However, there is still a lot of evidence to go through, Tunink explained. He said his office still hadn’t received a hard drive with a massive amount of data from the Page Police Department as of Wednesday.
Last year, Williams had attempted to reduce the grandmother’s bond from $1 million to $25,000. Bizardie’s father had pushed the court for her complete release ahead of trial, saying he would ensure she would attend all hearings.
Tunink argued that Bizardie was facing first-degree murder charges and was a flight risk if she cleared the bond. To support his opposition, he cited the grandparents' alleged statements to police that the two grandparents had 12 vehicles to avoid court and flee the jurisdiction.
Judge Nichols did not change Bizardie's $1 million bond, and she remains in custody.
When Page Police officers cleared the grandparents’ home in Page for their initial investigations, officers found narcotics and drug paraphernalia throughout the home.

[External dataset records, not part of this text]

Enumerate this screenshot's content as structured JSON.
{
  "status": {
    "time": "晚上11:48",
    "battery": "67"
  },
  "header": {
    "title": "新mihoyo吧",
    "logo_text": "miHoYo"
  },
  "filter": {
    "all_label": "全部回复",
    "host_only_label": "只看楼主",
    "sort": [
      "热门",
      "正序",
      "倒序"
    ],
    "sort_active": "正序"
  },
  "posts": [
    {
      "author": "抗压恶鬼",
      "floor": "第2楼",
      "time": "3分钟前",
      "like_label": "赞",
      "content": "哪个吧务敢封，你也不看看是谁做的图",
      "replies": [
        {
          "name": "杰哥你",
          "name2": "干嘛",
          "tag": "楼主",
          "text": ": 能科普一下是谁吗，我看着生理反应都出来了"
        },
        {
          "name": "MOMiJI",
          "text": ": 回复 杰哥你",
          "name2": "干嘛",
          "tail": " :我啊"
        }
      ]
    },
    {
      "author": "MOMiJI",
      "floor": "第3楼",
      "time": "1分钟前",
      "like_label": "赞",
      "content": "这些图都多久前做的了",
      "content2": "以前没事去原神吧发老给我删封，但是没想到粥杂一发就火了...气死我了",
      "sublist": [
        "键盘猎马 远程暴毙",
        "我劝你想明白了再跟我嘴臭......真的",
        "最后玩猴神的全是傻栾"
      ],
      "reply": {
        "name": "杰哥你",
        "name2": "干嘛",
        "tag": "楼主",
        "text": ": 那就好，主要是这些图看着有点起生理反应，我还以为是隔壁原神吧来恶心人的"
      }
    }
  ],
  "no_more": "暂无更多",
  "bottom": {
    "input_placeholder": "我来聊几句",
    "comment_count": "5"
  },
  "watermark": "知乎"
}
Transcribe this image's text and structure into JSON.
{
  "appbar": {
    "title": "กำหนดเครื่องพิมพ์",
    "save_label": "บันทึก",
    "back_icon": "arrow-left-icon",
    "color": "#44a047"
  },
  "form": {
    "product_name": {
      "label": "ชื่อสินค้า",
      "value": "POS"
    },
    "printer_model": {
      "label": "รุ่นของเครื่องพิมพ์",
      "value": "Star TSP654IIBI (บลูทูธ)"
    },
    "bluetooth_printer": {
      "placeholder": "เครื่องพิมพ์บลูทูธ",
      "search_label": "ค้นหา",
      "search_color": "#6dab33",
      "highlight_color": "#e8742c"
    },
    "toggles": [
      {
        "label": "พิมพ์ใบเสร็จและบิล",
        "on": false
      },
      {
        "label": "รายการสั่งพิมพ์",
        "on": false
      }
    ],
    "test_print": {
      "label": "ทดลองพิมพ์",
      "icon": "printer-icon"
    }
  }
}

Officers identified narcotics that appeared to be hurriedly pushed down a sink, and paraphernalia in the trash. The officers also found dozens of laptops and phones and $3,000 in cash in the grandparents’ home and vehicle.
Carver, Williams and Tunink all declined to comment.
Scott Buffon can be reached at firstname.lastname@example.org, on Twitter @scottbuffon or by phone at (928) 556-2250.